━━━━━ Material for the task

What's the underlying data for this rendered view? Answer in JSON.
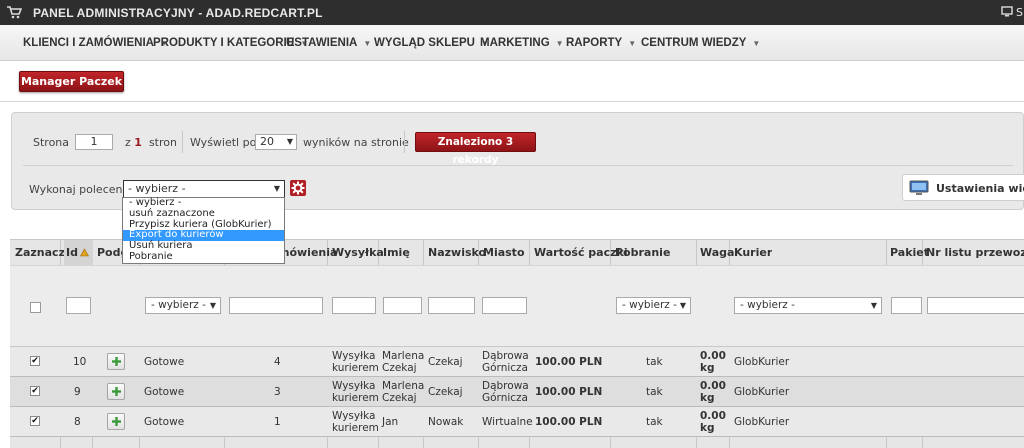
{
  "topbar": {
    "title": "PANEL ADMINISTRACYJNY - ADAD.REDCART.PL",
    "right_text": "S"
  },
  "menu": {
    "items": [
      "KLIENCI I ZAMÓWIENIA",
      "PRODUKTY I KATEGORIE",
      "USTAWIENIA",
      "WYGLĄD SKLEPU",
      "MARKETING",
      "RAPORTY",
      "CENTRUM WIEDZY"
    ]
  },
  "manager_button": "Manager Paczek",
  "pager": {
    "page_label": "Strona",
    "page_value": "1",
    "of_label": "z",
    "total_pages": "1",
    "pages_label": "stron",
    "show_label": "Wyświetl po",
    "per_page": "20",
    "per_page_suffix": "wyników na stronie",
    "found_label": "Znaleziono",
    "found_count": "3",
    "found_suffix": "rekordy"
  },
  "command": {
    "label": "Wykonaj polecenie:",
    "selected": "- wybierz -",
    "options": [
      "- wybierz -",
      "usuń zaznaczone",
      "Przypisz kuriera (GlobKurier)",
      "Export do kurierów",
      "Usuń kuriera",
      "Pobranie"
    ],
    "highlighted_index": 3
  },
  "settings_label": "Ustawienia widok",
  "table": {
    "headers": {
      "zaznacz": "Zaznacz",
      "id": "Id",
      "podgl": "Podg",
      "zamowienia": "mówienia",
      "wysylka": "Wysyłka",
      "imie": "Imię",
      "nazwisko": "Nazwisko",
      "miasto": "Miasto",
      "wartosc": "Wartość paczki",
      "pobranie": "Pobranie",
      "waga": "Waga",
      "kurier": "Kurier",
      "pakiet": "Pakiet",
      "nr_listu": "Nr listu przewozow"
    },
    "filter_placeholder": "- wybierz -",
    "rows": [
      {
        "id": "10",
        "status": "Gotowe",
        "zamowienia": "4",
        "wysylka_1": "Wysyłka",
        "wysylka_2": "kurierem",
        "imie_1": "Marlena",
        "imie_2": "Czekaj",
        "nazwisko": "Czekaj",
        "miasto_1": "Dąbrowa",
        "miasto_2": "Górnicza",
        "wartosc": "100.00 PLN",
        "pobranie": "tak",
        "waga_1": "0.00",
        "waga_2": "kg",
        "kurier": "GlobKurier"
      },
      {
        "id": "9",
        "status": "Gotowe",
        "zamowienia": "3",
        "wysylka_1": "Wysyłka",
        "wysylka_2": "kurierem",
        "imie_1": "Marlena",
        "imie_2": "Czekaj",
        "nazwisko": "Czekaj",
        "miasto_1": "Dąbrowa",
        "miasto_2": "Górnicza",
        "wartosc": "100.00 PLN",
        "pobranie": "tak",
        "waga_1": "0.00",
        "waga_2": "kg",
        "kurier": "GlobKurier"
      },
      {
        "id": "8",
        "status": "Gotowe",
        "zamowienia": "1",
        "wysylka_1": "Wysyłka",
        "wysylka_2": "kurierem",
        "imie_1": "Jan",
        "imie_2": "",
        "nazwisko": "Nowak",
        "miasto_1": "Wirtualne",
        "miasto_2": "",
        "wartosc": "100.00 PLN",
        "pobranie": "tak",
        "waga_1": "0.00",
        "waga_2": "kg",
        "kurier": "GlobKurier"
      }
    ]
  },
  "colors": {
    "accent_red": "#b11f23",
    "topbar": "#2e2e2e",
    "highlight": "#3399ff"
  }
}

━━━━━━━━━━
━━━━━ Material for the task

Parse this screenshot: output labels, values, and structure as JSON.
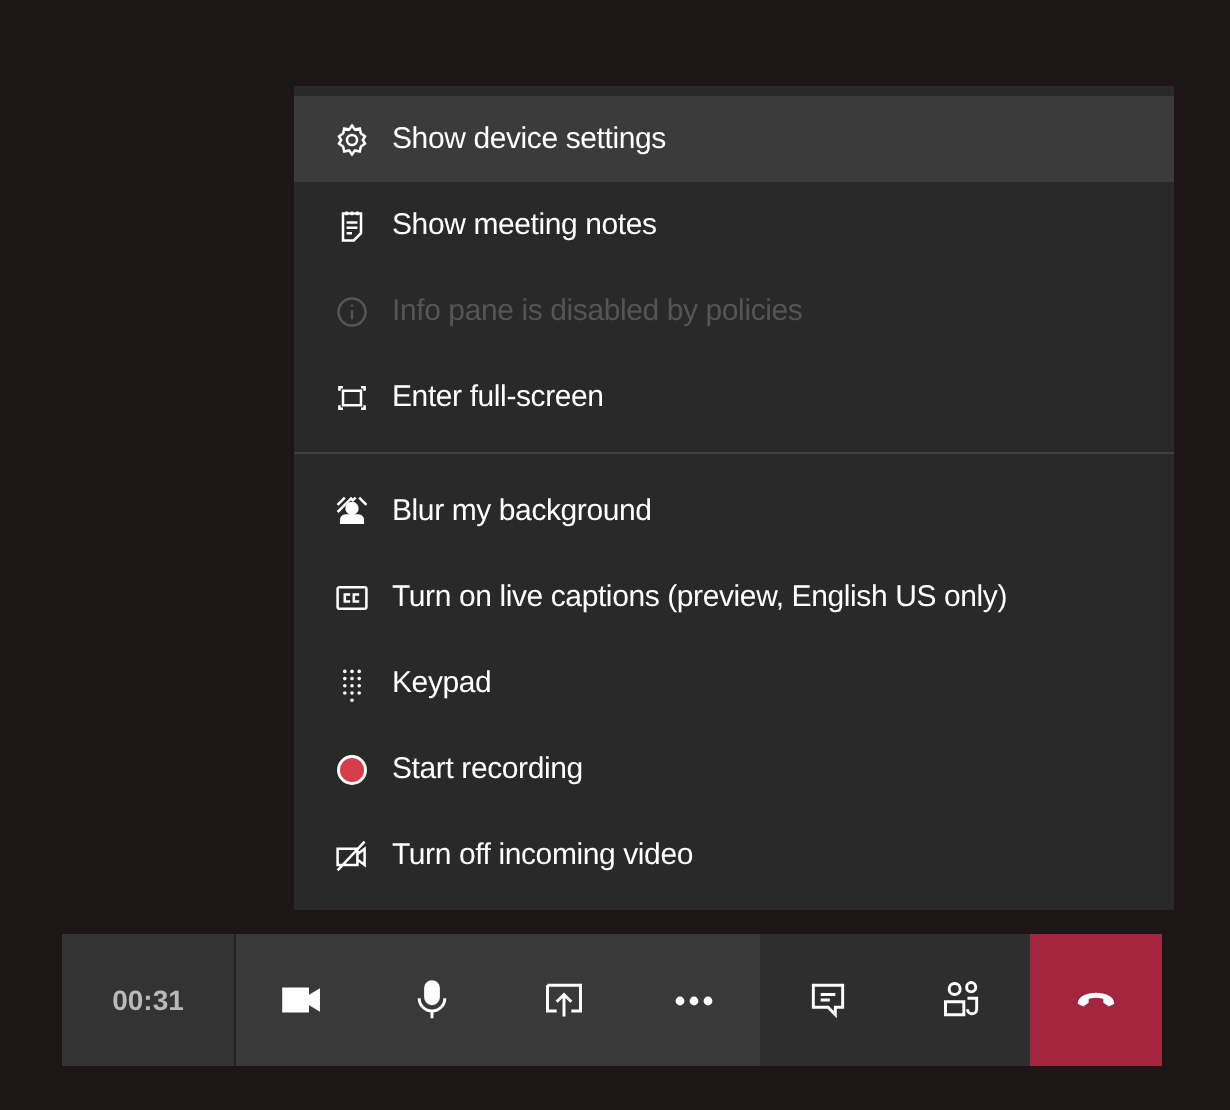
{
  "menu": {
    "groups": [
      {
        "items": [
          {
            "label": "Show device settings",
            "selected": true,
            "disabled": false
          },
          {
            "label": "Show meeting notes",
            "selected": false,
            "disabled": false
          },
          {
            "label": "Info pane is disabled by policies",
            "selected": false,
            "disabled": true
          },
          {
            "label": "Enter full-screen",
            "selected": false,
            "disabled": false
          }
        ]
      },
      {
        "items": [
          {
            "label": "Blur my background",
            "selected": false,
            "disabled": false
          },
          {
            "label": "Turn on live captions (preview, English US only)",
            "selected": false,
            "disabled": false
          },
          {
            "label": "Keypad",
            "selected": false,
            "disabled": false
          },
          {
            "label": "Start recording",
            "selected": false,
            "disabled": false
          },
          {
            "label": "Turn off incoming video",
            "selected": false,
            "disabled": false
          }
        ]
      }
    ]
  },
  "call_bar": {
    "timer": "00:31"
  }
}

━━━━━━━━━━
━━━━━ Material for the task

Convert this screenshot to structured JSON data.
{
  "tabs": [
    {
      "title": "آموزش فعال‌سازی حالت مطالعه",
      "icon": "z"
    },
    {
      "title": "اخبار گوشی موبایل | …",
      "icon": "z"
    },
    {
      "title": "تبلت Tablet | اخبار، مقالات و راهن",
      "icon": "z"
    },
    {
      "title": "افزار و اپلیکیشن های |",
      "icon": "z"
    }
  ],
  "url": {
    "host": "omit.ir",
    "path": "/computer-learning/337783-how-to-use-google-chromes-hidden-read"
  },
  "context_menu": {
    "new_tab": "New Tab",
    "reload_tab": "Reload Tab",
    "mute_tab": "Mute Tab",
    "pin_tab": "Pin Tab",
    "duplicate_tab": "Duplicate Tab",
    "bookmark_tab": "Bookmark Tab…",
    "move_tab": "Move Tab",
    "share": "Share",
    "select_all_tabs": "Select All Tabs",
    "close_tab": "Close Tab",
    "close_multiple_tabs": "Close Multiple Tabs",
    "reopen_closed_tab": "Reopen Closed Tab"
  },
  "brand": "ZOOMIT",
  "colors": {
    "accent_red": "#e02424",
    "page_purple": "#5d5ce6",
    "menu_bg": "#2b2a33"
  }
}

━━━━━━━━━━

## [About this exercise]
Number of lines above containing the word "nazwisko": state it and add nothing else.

## [Reply]
4